Screen Shot 2015-11-23 at 10.22.26 PM

Screen Shot 2015-11-23 at 10.23.33 PM

– Edit my line chart to deal with the -196 degree reading (Data Min, Data Max), show trailing 24 hour readings (Results).
– Add Google Gauge Plugin (you can use the base code by choosing (Apps – Google Gauge). I changed the color ranges in my gauge to the below:


  <title>Google Gauge – ThingSpeak</title>
    <div id=”container”>
      <div id=”inner”>
        <div id=”gauge_div”></div>


<style type=”text/css”>
  body { background-color: #ddd; }
  #container { height: 100%; width: 100%; display: table; }
  #inner { vertical-align: middle; display: table-cell; }
  #gauge_div { width: 120px; margin: 0 auto; }


<script type=’text/javascript’ src=’’></script>
<script type=’text/javascript’ src=’’></script>
<script type=’text/javascript’>
  // set your channel id here
  var channel_id = 56934;
  // set your channel’s read api key here if necessary
  var api_key = ‘BADGNKS6V7L6DCKE’;
  // maximum value for the gauge
  var max_gauge_value = 100;
  // name of the gauge
  var gauge_name = ‘Temp’;
  // global variables
  var chart, charts, data;
  // load the google gauge visualization
  google.load(‘visualization’, ‘1’, {packages:[‘gauge’]});
  // display the data
  function displayData(point) {
    data.setValue(0, 0, gauge_name);
    data.setValue(0, 1, point);
    chart.draw(data, options);
  // load the data
  function loadData() {
    // variable for the data point
    var p;
    // get the data from thingspeak
    $.getJSON(‘’ + channel_id + ‘/feed/last.json?api_key=’ + api_key, function(data) {
      // get the data point
      p = data.field1;
      // if there is a data point display it
      if (p) {
        p = Math.round((p / max_gauge_value) * 100);
  // initialize the chart
  function initChart() {
    data = new google.visualization.DataTable();
    data.addColumn(‘string’, ‘Label’);
    data.addColumn(‘number’, ‘Value’);
    chart = new google.visualization.Gauge(document.getElementById(‘gauge_div’));
    options = {width: 200, height: 200, redFrom: 90, redTo: 100, yellowFrom:77, yellowTo: 90, greenFrom: 65, greenTo: 77, minorTicks: 5};
    // load new data every 15 seconds
    setInterval(‘loadData()’, 15000);


Other Considerations


Wired or Battery – I started off by plugging the unit directly into the wall and letting it run, which was fine.
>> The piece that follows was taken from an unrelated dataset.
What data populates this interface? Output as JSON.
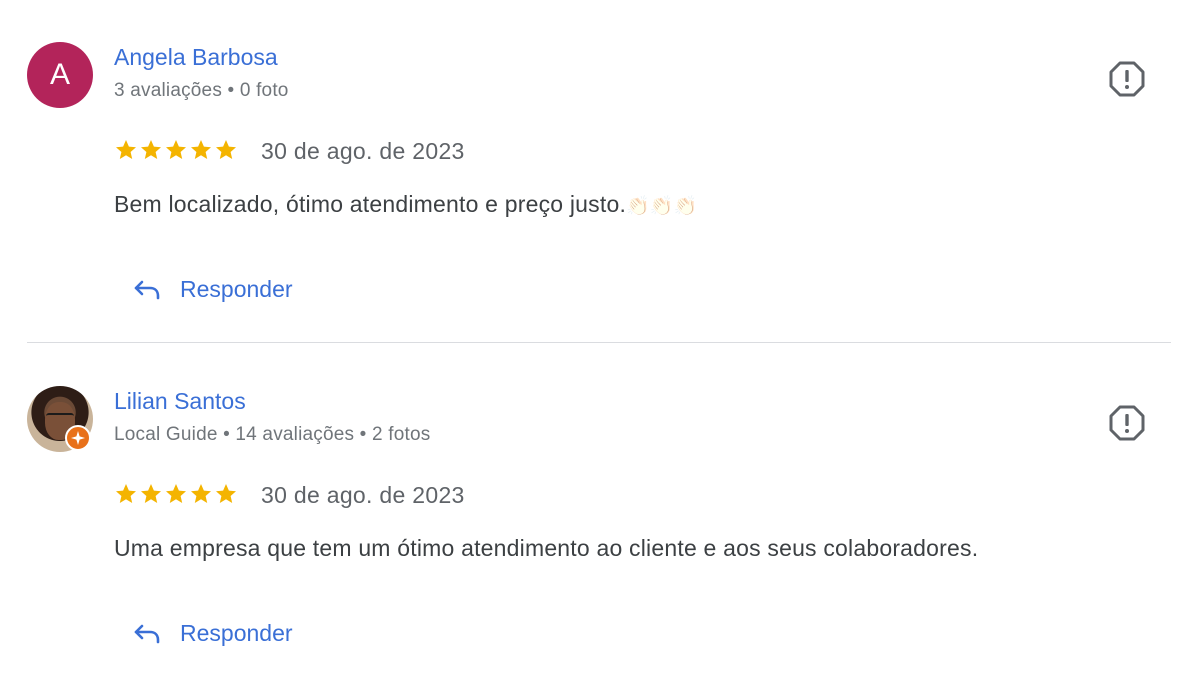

Then I started thinking about running it off of a battery pack. I currently have it running off of a brick battery pack from Anker to see how long it will last. It makes it a bit easier to keep out of the way of a curious toddler than wants to eat every cord he gets his hands on.
IMG_8193 copy
Thanks for checking out my project. Please let my know what you think in the comments below.